The family of a Harrogate grandfather are hoping to raise £30,000 for life saving cancer treatment currently not availible in the UK.
Harrogate father of two and Grandfather Peter Williams, 58, was suffering from back pain before he was diagnosed with Chordoma, a very rare form of spine cancer just four weeks ago.
He was taken to Royal Orthopaedic Hospital in Birmingham where he was told that Proton therapy was his best hope of beating the disease.
Without proton therapy Mr Williams, an engineer at Mawsons Ltd at Thorpe Arch, will be left paralysed by the operation to remove the tumour, his family said.
His daughter Sarah Wright, 31, said: “He just thought he had a bad back, he went to a chiropractor, we thought it was just general back pain after years of hard work.
“We thought it might be a slipped disc but it turned out to be a tumour the size of a melon.”
Mr Williams lives with his wife Sheila, 54, a social carer on Crossways Drive in Harrogate, just a few minutes walk from Sarah and her two children Ashley-Paige, 6 and Joshua, 3.
“He is a very hands on granddad, he loves playing with them, running around after them, I can’t imagine him in a wheel chair, he will be devastated, he is a very proud man.”
She added that the family, including her brother James Wright, 23 are all still in shock over the news.
“It is very sudden, around 10 years ago he had skin cancer in his ear which was removed, we didn’t think we would go through it again.”
She added: “Him and my mum will celebrate their wedding anniversary next year and were planning a holiday to the Mauritius, they were making plans for the future and now this.
“We all just want him to get the treatment he needs, I want him to be able to walk me down the aisle one day.”

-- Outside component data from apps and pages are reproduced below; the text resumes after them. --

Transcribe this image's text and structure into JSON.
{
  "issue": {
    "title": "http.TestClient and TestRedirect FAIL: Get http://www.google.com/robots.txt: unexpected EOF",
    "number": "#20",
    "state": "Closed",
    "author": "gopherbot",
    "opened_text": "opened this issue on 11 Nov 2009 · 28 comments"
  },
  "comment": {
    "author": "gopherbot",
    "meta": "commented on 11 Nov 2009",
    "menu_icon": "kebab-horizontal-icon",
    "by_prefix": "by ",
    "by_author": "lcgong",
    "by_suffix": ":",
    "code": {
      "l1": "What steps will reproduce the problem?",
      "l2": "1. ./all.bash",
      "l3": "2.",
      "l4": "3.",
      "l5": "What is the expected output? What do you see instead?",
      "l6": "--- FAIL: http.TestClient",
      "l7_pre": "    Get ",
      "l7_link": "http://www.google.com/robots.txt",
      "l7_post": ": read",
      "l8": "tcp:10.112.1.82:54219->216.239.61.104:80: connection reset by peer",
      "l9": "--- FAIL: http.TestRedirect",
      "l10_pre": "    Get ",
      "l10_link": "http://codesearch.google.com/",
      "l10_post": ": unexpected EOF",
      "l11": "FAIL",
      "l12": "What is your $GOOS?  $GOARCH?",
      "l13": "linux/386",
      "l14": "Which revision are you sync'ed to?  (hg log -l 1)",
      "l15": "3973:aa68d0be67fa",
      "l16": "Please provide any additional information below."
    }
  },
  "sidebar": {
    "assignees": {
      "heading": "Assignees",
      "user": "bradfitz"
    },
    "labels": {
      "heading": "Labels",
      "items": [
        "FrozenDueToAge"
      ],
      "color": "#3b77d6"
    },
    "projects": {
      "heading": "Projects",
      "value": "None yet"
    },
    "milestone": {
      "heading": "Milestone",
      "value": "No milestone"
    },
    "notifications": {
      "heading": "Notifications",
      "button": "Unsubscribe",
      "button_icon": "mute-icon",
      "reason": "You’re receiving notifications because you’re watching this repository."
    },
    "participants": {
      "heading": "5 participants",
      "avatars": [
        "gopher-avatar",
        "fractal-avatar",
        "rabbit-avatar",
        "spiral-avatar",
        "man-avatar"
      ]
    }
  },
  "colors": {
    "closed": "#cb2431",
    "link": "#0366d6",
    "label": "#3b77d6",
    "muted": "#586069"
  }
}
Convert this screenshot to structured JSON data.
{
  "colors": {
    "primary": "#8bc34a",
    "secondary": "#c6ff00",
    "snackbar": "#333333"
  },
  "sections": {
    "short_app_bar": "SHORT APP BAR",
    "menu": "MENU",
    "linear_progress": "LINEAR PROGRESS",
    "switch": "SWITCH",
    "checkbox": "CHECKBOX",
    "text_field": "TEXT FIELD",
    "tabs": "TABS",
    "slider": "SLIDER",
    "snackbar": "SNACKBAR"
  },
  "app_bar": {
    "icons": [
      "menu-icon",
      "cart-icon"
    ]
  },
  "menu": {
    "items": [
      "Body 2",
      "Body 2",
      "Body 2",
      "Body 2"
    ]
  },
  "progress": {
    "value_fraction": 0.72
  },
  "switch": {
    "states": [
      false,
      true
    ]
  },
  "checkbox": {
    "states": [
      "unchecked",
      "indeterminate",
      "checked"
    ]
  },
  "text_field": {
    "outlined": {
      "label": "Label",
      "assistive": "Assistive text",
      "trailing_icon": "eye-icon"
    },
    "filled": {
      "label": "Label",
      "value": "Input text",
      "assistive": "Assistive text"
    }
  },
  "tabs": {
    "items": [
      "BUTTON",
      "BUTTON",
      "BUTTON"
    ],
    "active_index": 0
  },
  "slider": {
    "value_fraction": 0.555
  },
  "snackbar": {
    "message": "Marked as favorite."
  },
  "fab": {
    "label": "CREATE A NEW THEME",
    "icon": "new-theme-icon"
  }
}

Proton beam therapy is a type of radiotherapy which causes less damage to surrounding tissue than traditional radiotherapy. It is most often used in children with brain tumours as their brains are still developing, but can be used to treat adults where cancer has developed in a part of the body where damage could cause serious complications.
Last year Brett and Naghmeh King were jailed after they took their son Ashya from hospital to the Czech Republic for proton treatment. The pair were later released without charge and the five-year-old was given the all clear earlier this year.
A spokesperson from the Royal Orthopaedic Hospital in Birmingham said: “It would be inappropriate for us to comment on the clinical details of an individual. However, we can confirm that Chordoma, which is a very rare form of spinal cancer, can sometimes be effectively treated by very high dose radiotherapy known as proton radiotherapy.
“This has only recently been established by international consensus. Currently, this treatment is not available in the UK, but NHS England can refer patients in need to a location in the USA for treatment once their situation has been properly assessed.
“Presently, around 60 patients a year are funded to receive this treatment overseas each year. If an NHS consultant believes a patient needs this treatment, the case is sent to a special panel at NHS England for consideration and decision.”